Located in the center of Bush’s Pasture Park, the Bush House Museum and Bush Barn Art Center were built for a Salem pioneer family. Asahel Bush, who had the house and barn built, was the founder of the Oregon Statesman newspaper and later a banker. He and his wife Eugenia purchased the land that became Bush’s Pasture Park in 1860, though she died three years later of tuberculosis. The house that is now a museum in the park was built in 1878 for Asahel Bush and his four children.
In 1953, after the last of Asahel Bush’s children had died, the park and the house (along with the barn and greenhouse) became a park and museum run by the Salem Art Association. The Association had purchased the contents of the house and opened the house as a museum with a space for art exhibits, which continues today.
A Victorian Family Home
Visitors to the museum now experience a Victorian family home with most of the original furnishings of the Bush family. Incredibly luxurious for its time, it had gas lighting, indoor plumbing, and central heating. The house’s public areas have antique furnishings, including a pump organ, portraits of the family, and furniture that would have been typical of a wealthy family of the time.
In the more private areas, both for the family and for the servants, visitors can see how differently the Bush family and their servants lived than we do now. The kitchen has many items that wouldn’t be in a modern kitchen, from a meat grinder to an icebox, but were fancy for their time. While old-fashioned to visitors, the bathroom adjacent to Asahel Bush’s bedroom was one of the first indoor bathrooms in Salem and includes all of the original fixtures.
America Waldo Bogle Gallery
The Bush House Museum continues to feature art exhibits, as it has since its founding. In June 2023, the Salem Art Association revealed a newly-renamed gallery. The America Waldo Bogle Gallery is a contemporary art gallery named for an early Salem resident who was one of the first Black women in Salem. A portrait of her with her family, by Jeremy Okai Davis, hangs in the gallery. Along with the picture of Waldo Bogle, Okai Davis’ commission asked him to paint portraits of overlooked Black Oregon pioneers. The outstanding results are hanging in the gallery.
The gallery has a more complicated meaning than just celebrating an overlooked Black woman pioneer. Asahel Bush was incensed at the marriage of America Waldo to Richard Bogle in 1863 because the crowd included both Black and white attendees. He even complained about it in the Oregon Statesman. Yet the Bogle family found great success despite Bush and others who harbored racist attitudes toward Black settlers. Waldo Bogle and her husband eventually moved to Walla Walla, Washington, where they ran a 200-acre ranch, and her husband worked as a barber.
Bush Barn Art Center

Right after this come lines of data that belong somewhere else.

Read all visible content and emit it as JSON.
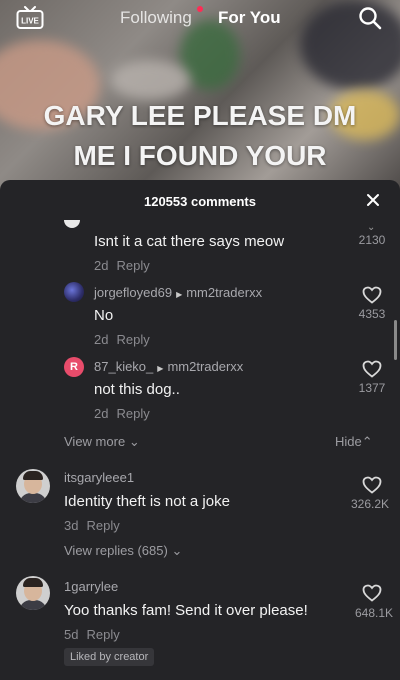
{
  "header": {
    "live_label": "LIVE",
    "tab_following": "Following",
    "tab_for_you": "For You"
  },
  "video": {
    "caption_line1": "GARY LEE PLEASE DM",
    "caption_line2": "ME I FOUND YOUR"
  },
  "comments_panel": {
    "count_label": "120553 comments",
    "replies": [
      {
        "text": "Isnt it a cat there says meow",
        "age": "2d",
        "reply_label": "Reply",
        "likes": "2130"
      },
      {
        "user": "jorgefloyed69",
        "to": "mm2traderxx",
        "avatar_letter": "",
        "text": "No",
        "age": "2d",
        "reply_label": "Reply",
        "likes": "4353"
      },
      {
        "user": "87_kieko_",
        "to": "mm2traderxx",
        "avatar_letter": "R",
        "text": "not this dog..",
        "age": "2d",
        "reply_label": "Reply",
        "likes": "1377"
      }
    ],
    "view_more": "View more",
    "hide": "Hide",
    "comments": [
      {
        "user": "itsgaryleee1",
        "text": "Identity theft is not a joke",
        "age": "3d",
        "reply_label": "Reply",
        "likes": "326.2K",
        "view_replies": "View replies (685)"
      },
      {
        "user": "1garrylee",
        "text": "Yoo thanks fam! Send it over please!",
        "age": "5d",
        "reply_label": "Reply",
        "likes": "648.1K",
        "badge": "Liked by creator"
      }
    ]
  },
  "colors": {
    "sheet_bg": "#242427",
    "accent": "#fe2c55"
  }
}
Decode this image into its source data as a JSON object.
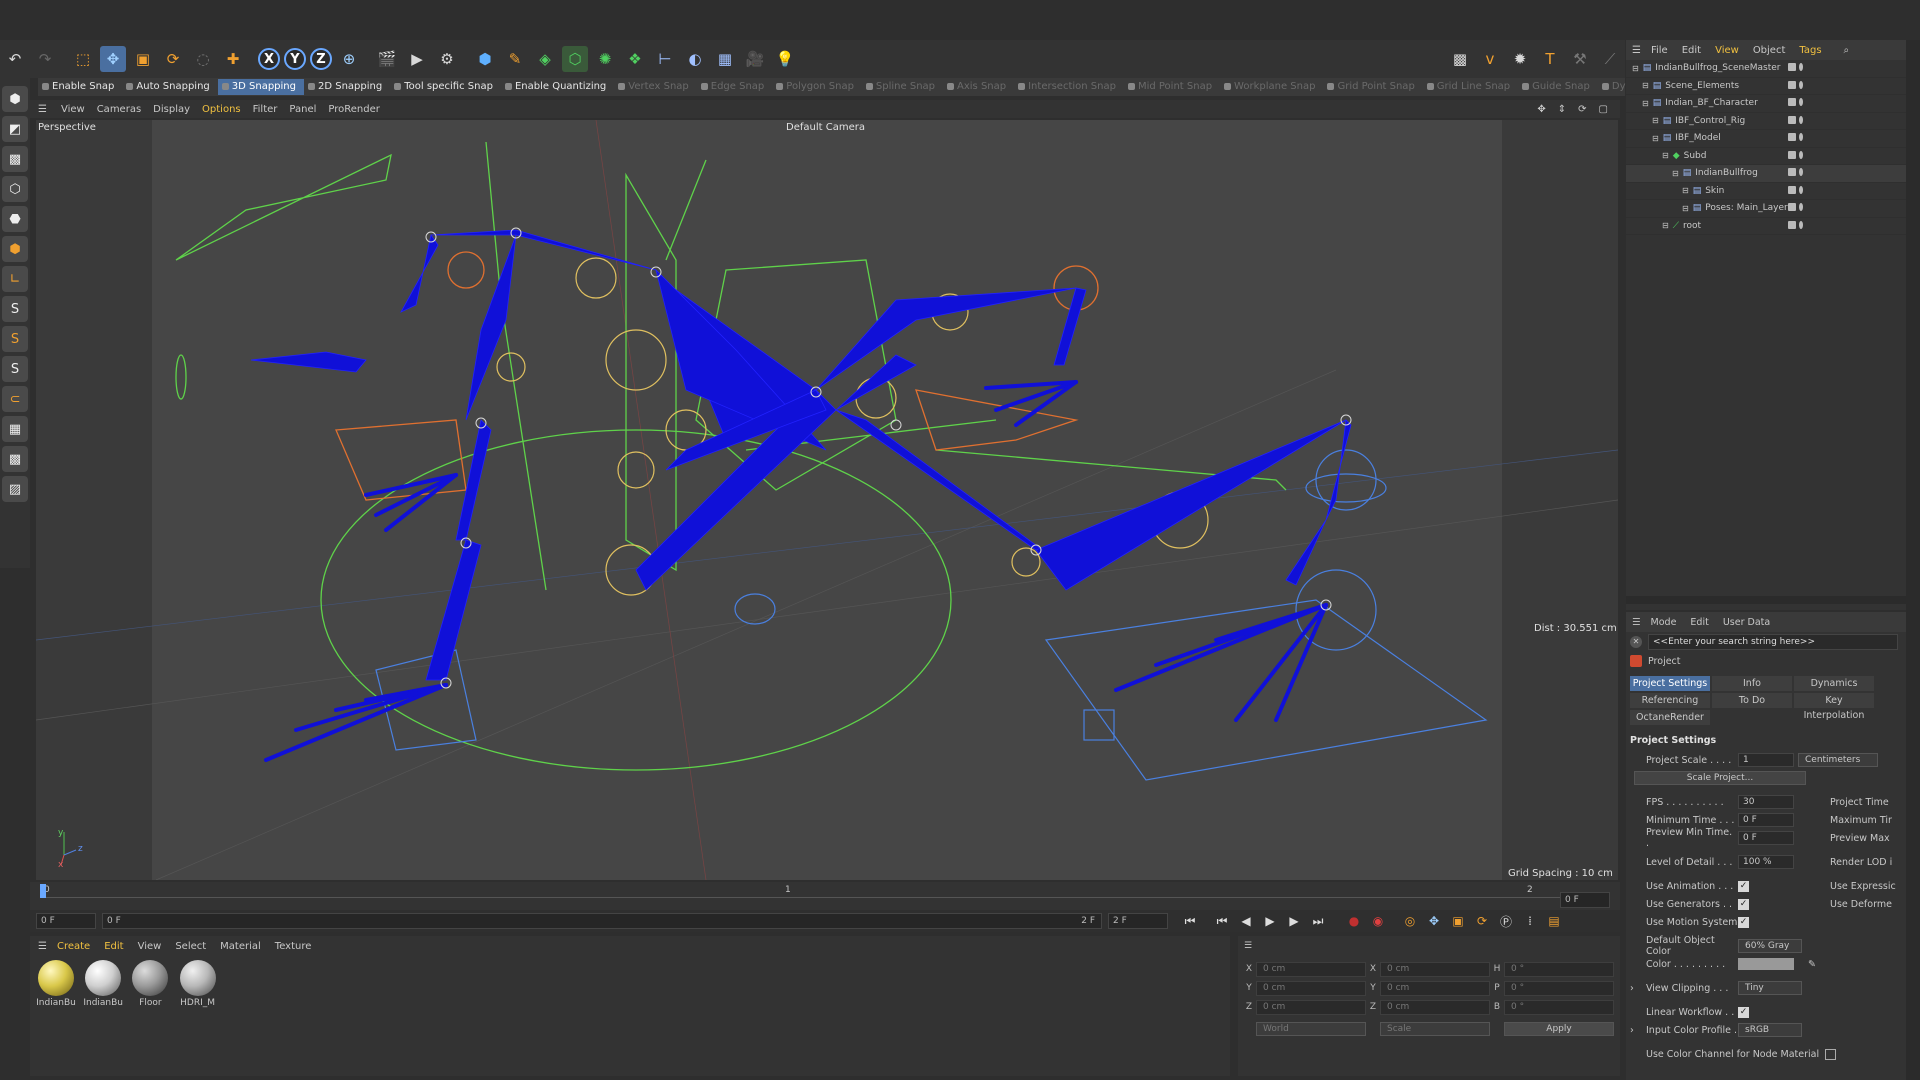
{
  "toolbar": {
    "axis_x": "X",
    "axis_y": "Y",
    "axis_z": "Z"
  },
  "snapbar": {
    "items": [
      "Enable Snap",
      "Auto Snapping",
      "3D Snapping",
      "2D Snapping",
      "Tool specific Snap",
      "Enable Quantizing",
      "Vertex Snap",
      "Edge Snap",
      "Polygon Snap",
      "Spline Snap",
      "Axis Snap",
      "Intersection Snap",
      "Mid Point Snap",
      "Workplane Snap",
      "Grid Point Snap",
      "Grid Line Snap",
      "Guide Snap",
      "Dynamic"
    ]
  },
  "viewport": {
    "menu": [
      "View",
      "Cameras",
      "Display",
      "Options",
      "Filter",
      "Panel",
      "ProRender"
    ],
    "projection": "Perspective",
    "camera": "Default Camera",
    "distance": "Dist : 30.551 cm",
    "grid_spacing": "Grid Spacing : 10 cm",
    "axis_y": "y",
    "axis_z": "z",
    "axis_x": "x"
  },
  "timeline": {
    "ticks": [
      "0",
      "1",
      "2"
    ],
    "current_frame": "0 F",
    "end_frame": "0 F",
    "start_field": "0 F",
    "range_start": "0 F",
    "range_end": "2 F",
    "max_field": "2 F"
  },
  "materials": {
    "menu": [
      "Create",
      "Edit",
      "View",
      "Select",
      "Material",
      "Texture"
    ],
    "items": [
      {
        "label": "IndianBu",
        "color": "#d9c84a"
      },
      {
        "label": "IndianBu",
        "color": "#cfcfcf"
      },
      {
        "label": "Floor",
        "color": "#9a9a9a"
      },
      {
        "label": "HDRI_M",
        "color": "#b8b8b8"
      }
    ]
  },
  "coordinates": {
    "rows": [
      {
        "a": "X",
        "av": "0 cm",
        "b": "X",
        "bv": "0 cm",
        "c": "H",
        "cv": "0 °"
      },
      {
        "a": "Y",
        "av": "0 cm",
        "b": "Y",
        "bv": "0 cm",
        "c": "P",
        "cv": "0 °"
      },
      {
        "a": "Z",
        "av": "0 cm",
        "b": "Z",
        "bv": "0 cm",
        "c": "B",
        "cv": "0 °"
      }
    ],
    "space": "World",
    "mode": "Scale",
    "apply": "Apply"
  },
  "objects": {
    "menu": [
      "File",
      "Edit",
      "View",
      "Object",
      "Tags"
    ],
    "rows": [
      {
        "name": "IndianBullfrog_SceneMaster",
        "indent": 0
      },
      {
        "name": "Scene_Elements",
        "indent": 1
      },
      {
        "name": "Indian_BF_Character",
        "indent": 1
      },
      {
        "name": "IBF_Control_Rig",
        "indent": 2
      },
      {
        "name": "IBF_Model",
        "indent": 2
      },
      {
        "name": "Subd",
        "indent": 3
      },
      {
        "name": "IndianBullfrog",
        "indent": 4
      },
      {
        "name": "Skin",
        "indent": 5
      },
      {
        "name": "Poses: Main_Layer",
        "indent": 5
      },
      {
        "name": "root",
        "indent": 3
      }
    ]
  },
  "attributes": {
    "menu": [
      "Mode",
      "Edit",
      "User Data"
    ],
    "search_placeholder": "<<Enter your search string here>>",
    "object_label": "Project",
    "tabs": [
      "Project Settings",
      "Info",
      "Dynamics",
      "Referencing",
      "To Do",
      "Key Interpolation",
      "OctaneRender"
    ],
    "section": "Project Settings",
    "project_scale_label": "Project Scale . . . .",
    "project_scale_value": "1",
    "project_scale_unit": "Centimeters",
    "scale_project_button": "Scale Project...",
    "fps_label": "FPS . . . . . . . . . .",
    "fps_value": "30",
    "project_time_label": "Project Time",
    "min_time_label": "Minimum Time . . .",
    "min_time_value": "0 F",
    "max_time_label": "Maximum Tir",
    "preview_min_label": "Preview Min Time. .",
    "preview_min_value": "0 F",
    "preview_max_label": "Preview Max",
    "lod_label": "Level of Detail . . .",
    "lod_value": "100 %",
    "render_lod_label": "Render LOD i",
    "use_animation_label": "Use Animation . . .",
    "use_expression_label": "Use Expressic",
    "use_generators_label": "Use Generators . .",
    "use_deformer_label": "Use Deforme",
    "use_motion_label": "Use Motion System",
    "default_color_label": "Default Object Color",
    "default_color_value": "60% Gray",
    "color_label": "Color . . . . . . . . .",
    "view_clipping_label": "View Clipping . . .",
    "view_clipping_value": "Tiny",
    "linear_workflow_label": "Linear Workflow . .",
    "input_profile_label": "Input Color Profile .",
    "input_profile_value": "sRGB",
    "node_material_label": "Use Color Channel for Node Material"
  },
  "colors": {
    "accent": "#4a6fa0",
    "bone": "#1010d8",
    "spline_green": "#5fd24a",
    "control_orange": "#e07030",
    "control_yellow": "#e0c060",
    "control_blue": "#4a80e0"
  }
}
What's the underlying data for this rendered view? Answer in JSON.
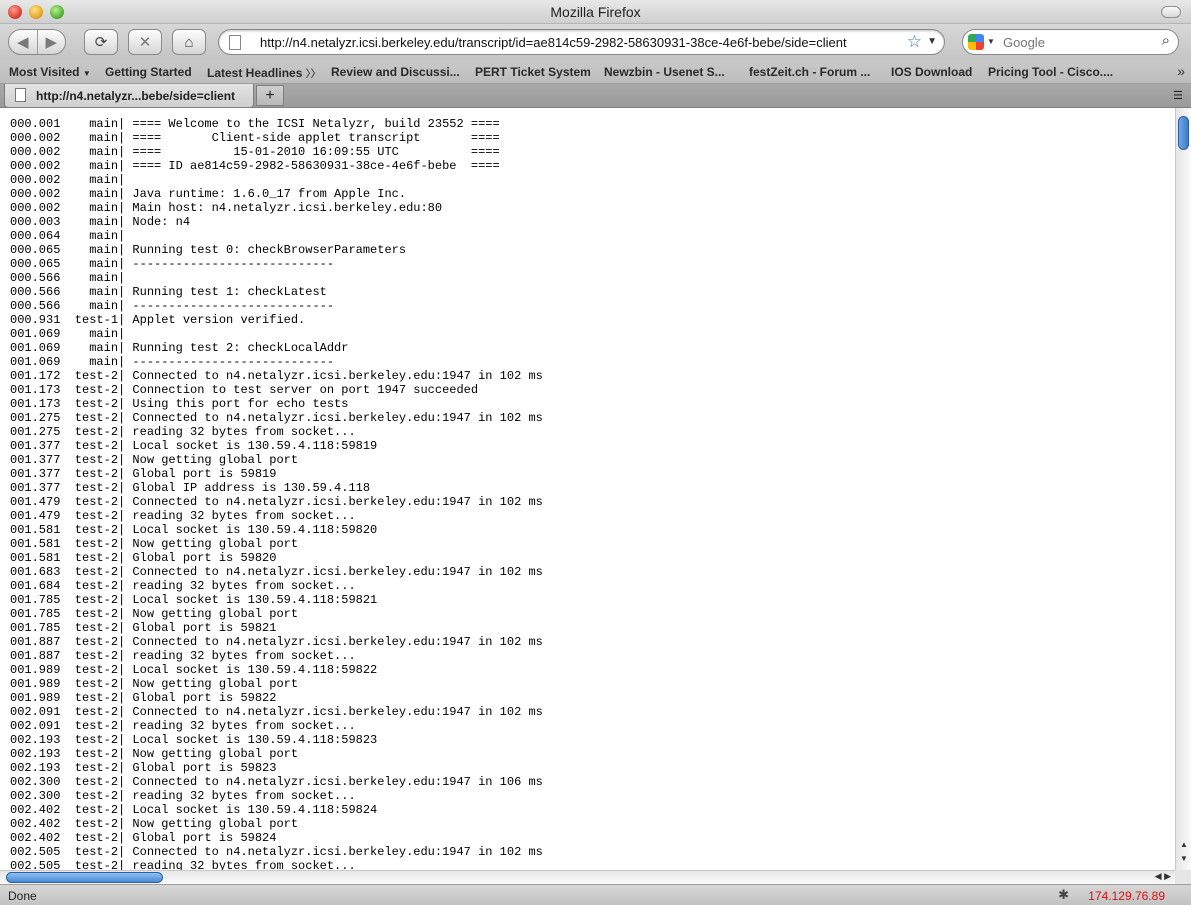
{
  "window": {
    "title": "Mozilla Firefox"
  },
  "nav": {
    "back": "◀",
    "forward": "▶",
    "reload": "⟳",
    "stop": "✕",
    "home": "⌂",
    "url": "http://n4.netalyzr.icsi.berkeley.edu/transcript/id=ae814c59-2982-58630931-38ce-4e6f-bebe/side=client",
    "search_placeholder": "Google"
  },
  "bookmarks": [
    "Most Visited",
    "Getting Started",
    "Latest Headlines",
    "Review and Discussi...",
    "PERT Ticket System",
    "Newzbin - Usenet S...",
    "festZeit.ch - Forum ...",
    "IOS Download",
    "Pricing Tool - Cisco...."
  ],
  "tab": {
    "label": "http://n4.netalyzr...bebe/side=client",
    "new_tab": "+"
  },
  "transcript": [
    "000.001    main| ==== Welcome to the ICSI Netalyzr, build 23552 ====",
    "000.002    main| ====       Client-side applet transcript       ====",
    "000.002    main| ====          15-01-2010 16:09:55 UTC          ====",
    "000.002    main| ==== ID ae814c59-2982-58630931-38ce-4e6f-bebe  ====",
    "000.002    main|",
    "000.002    main| Java runtime: 1.6.0_17 from Apple Inc.",
    "000.002    main| Main host: n4.netalyzr.icsi.berkeley.edu:80",
    "000.003    main| Node: n4",
    "000.064    main|",
    "000.065    main| Running test 0: checkBrowserParameters",
    "000.065    main| ----------------------------",
    "000.566    main|",
    "000.566    main| Running test 1: checkLatest",
    "000.566    main| ----------------------------",
    "000.931  test-1| Applet version verified.",
    "001.069    main|",
    "001.069    main| Running test 2: checkLocalAddr",
    "001.069    main| ----------------------------",
    "001.172  test-2| Connected to n4.netalyzr.icsi.berkeley.edu:1947 in 102 ms",
    "001.173  test-2| Connection to test server on port 1947 succeeded",
    "001.173  test-2| Using this port for echo tests",
    "001.275  test-2| Connected to n4.netalyzr.icsi.berkeley.edu:1947 in 102 ms",
    "001.275  test-2| reading 32 bytes from socket...",
    "001.377  test-2| Local socket is 130.59.4.118:59819",
    "001.377  test-2| Now getting global port",
    "001.377  test-2| Global port is 59819",
    "001.377  test-2| Global IP address is 130.59.4.118",
    "001.479  test-2| Connected to n4.netalyzr.icsi.berkeley.edu:1947 in 102 ms",
    "001.479  test-2| reading 32 bytes from socket...",
    "001.581  test-2| Local socket is 130.59.4.118:59820",
    "001.581  test-2| Now getting global port",
    "001.581  test-2| Global port is 59820",
    "001.683  test-2| Connected to n4.netalyzr.icsi.berkeley.edu:1947 in 102 ms",
    "001.684  test-2| reading 32 bytes from socket...",
    "001.785  test-2| Local socket is 130.59.4.118:59821",
    "001.785  test-2| Now getting global port",
    "001.785  test-2| Global port is 59821",
    "001.887  test-2| Connected to n4.netalyzr.icsi.berkeley.edu:1947 in 102 ms",
    "001.887  test-2| reading 32 bytes from socket...",
    "001.989  test-2| Local socket is 130.59.4.118:59822",
    "001.989  test-2| Now getting global port",
    "001.989  test-2| Global port is 59822",
    "002.091  test-2| Connected to n4.netalyzr.icsi.berkeley.edu:1947 in 102 ms",
    "002.091  test-2| reading 32 bytes from socket...",
    "002.193  test-2| Local socket is 130.59.4.118:59823",
    "002.193  test-2| Now getting global port",
    "002.193  test-2| Global port is 59823",
    "002.300  test-2| Connected to n4.netalyzr.icsi.berkeley.edu:1947 in 106 ms",
    "002.300  test-2| reading 32 bytes from socket...",
    "002.402  test-2| Local socket is 130.59.4.118:59824",
    "002.402  test-2| Now getting global port",
    "002.402  test-2| Global port is 59824",
    "002.505  test-2| Connected to n4.netalyzr.icsi.berkeley.edu:1947 in 102 ms",
    "002.505  test-2| reading 32 bytes from socket..."
  ],
  "status": {
    "text": "Done",
    "ip": "174.129.76.89"
  }
}
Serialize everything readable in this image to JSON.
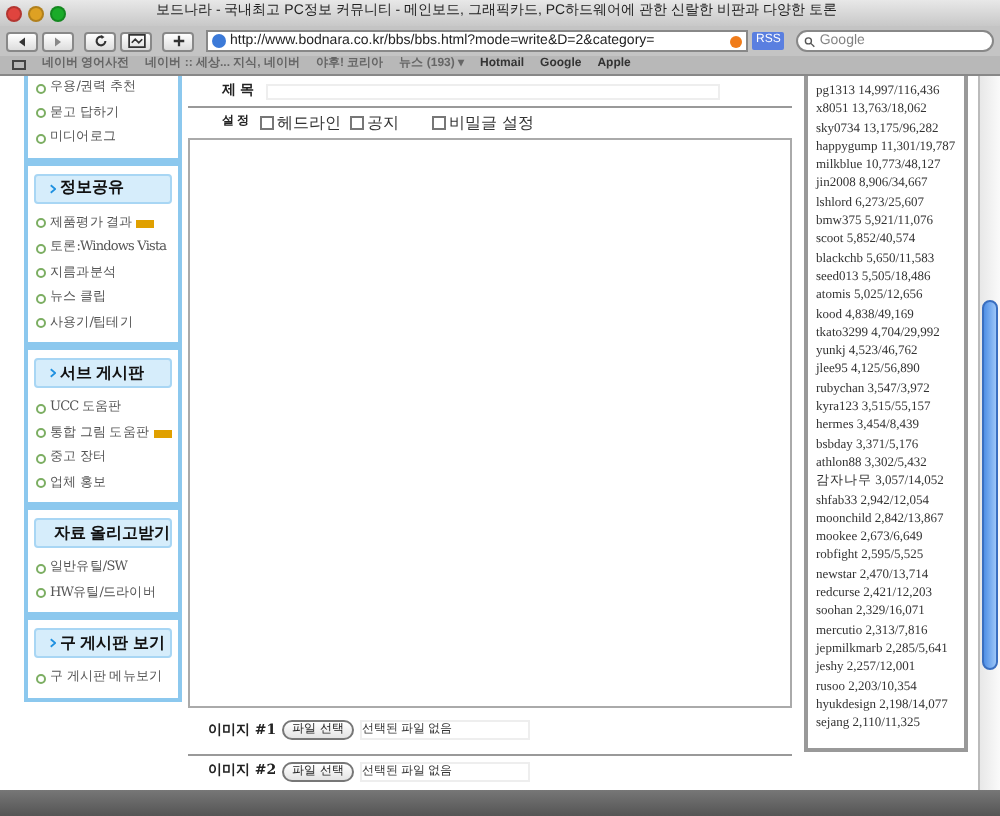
{
  "window": {
    "title": "보드나라 - 국내최고 PC정보 커뮤니티 - 메인보드, 그래픽카드, PC하드웨어에 관한 신랄한 비판과 다양한 토론"
  },
  "toolbar": {
    "url": "http://www.bodnara.co.kr/bbs/bbs.html?mode=write&D=2&category=",
    "rss": "RSS",
    "search": {
      "placeholder": "Google"
    }
  },
  "bookmarks": [
    "네이버 영어사전",
    "네이버 :: 세상... 지식, 네이버",
    "야후! 코리아",
    "뉴스 (193) ▾",
    "Hotmail",
    "Google",
    "Apple"
  ],
  "sidebar": {
    "sections": [
      {
        "items": [
          {
            "label": "우용/권력 추천",
            "new": false
          },
          {
            "label": "묻고 답하기",
            "new": false
          },
          {
            "label": "미디어로그",
            "new": false
          }
        ]
      },
      {
        "title": "정보공유",
        "items": [
          {
            "label": "제품평가 결과",
            "new": true
          },
          {
            "label": "토론:Windows Vista",
            "new": false
          },
          {
            "label": "지름과분석",
            "new": false
          },
          {
            "label": "뉴스 클립",
            "new": false
          },
          {
            "label": "사용기/팁테기",
            "new": false
          }
        ]
      },
      {
        "title": "서브 게시판",
        "items": [
          {
            "label": "UCC 도움판",
            "new": false
          },
          {
            "label": "통합 그림 도움판",
            "new": true
          },
          {
            "label": "중고 장터",
            "new": false
          },
          {
            "label": "업체 홍보",
            "new": false
          }
        ]
      },
      {
        "title": "자료 올리고받기",
        "items": [
          {
            "label": "일반유틸/SW",
            "new": false
          },
          {
            "label": "HW유틸/드라이버",
            "new": false
          }
        ]
      },
      {
        "title": "구 게시판 보기",
        "items": [
          {
            "label": "구 게시판 메뉴보기",
            "new": false
          }
        ]
      }
    ]
  },
  "form": {
    "subject_label": "제 목",
    "settings_label": "설 정",
    "options": [
      {
        "label": "헤드라인",
        "checked": false
      },
      {
        "label": "공지",
        "checked": false
      },
      {
        "label": "비밀글 설정",
        "checked": false
      }
    ],
    "images": [
      {
        "label": "이미지 #1",
        "button": "파일 선택",
        "status": "선택된 파일 없음"
      },
      {
        "label": "이미지 #2",
        "button": "파일 선택",
        "status": "선택된 파일 없음"
      }
    ]
  },
  "ranking": [
    "pg1313 14,997/116,436",
    "x8051 13,763/18,062",
    "sky0734 13,175/96,282",
    "happygump 11,301/19,787",
    "milkblue 10,773/48,127",
    "jin2008 8,906/34,667",
    "lshlord 6,273/25,607",
    "bmw375 5,921/11,076",
    "scoot 5,852/40,574",
    "blackchb 5,650/11,583",
    "seed013 5,505/18,486",
    "atomis 5,025/12,656",
    "kood 4,838/49,169",
    "tkato3299 4,704/29,992",
    "yunkj 4,523/46,762",
    "jlee95 4,125/56,890",
    "rubychan 3,547/3,972",
    "kyra123 3,515/55,157",
    "hermes 3,454/8,439",
    "bsbday 3,371/5,176",
    "athlon88 3,302/5,432",
    "감자나무 3,057/14,052",
    "shfab33 2,942/12,054",
    "moonchild 2,842/13,867",
    "mookee 2,673/6,649",
    "robfight 2,595/5,525",
    "newstar 2,470/13,714",
    "redcurse 2,421/12,203",
    "soohan 2,329/16,071",
    "mercutio 2,313/7,816",
    "jepmilkmarb 2,285/5,641",
    "jeshy 2,257/12,001",
    "rusoo 2,203/10,354",
    "hyukdesign 2,198/14,077",
    "sejang 2,110/11,325"
  ]
}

Now operated by the Salem Art Association, the Bush Barn (originally built to house the Bush family livestock) hosts professional gallery showings of art that change monthly. The gallery focuses on bringing in local and regional artists working now and has rotating exhibits throughout the year. The Salem Art Association is the leading arts funding for the Mid-Valley and does a variety of community art education projects. They have an artists in the schools program, art workshops, and summer camps for kids.
Salem Art Fair
The most important event for the Park and the Association is the Salem Art Fair, which takes place every July in Bush’s Pasture Park. Next year, the Fair will celebrate 75 years in existence, and it’s a staple of the Salem summer calendar. The Art Association takes over much of Bush’s Pasture Park with artist tents, with artists from throughout the country and in various media. In addition to the artist tents, there is a children’s area with a plethora of activities, from painting a mural to making a pet rock and spin art. The Art Fair also includes some artist demonstrations, from street art to sculpting stone, as well as musical performances throughout the weekend.
Between the Barn and its Annex are four galleries, a gift gallery, and a studio for an Artist-in-Residence. Entrance is always free, and it’s open from 11 a.m. to 5 p.m. Wednesday through Friday and 12 to 5 p.m. on Saturday and Sunday. The Bush House Museum is open Thursday through Saturday with guided tours at 1, 2, 3, & 4 p.m. Free tickets are available at the Bush Barn Art Center.
The Bush House Museum
600 Mission Street SE, Salem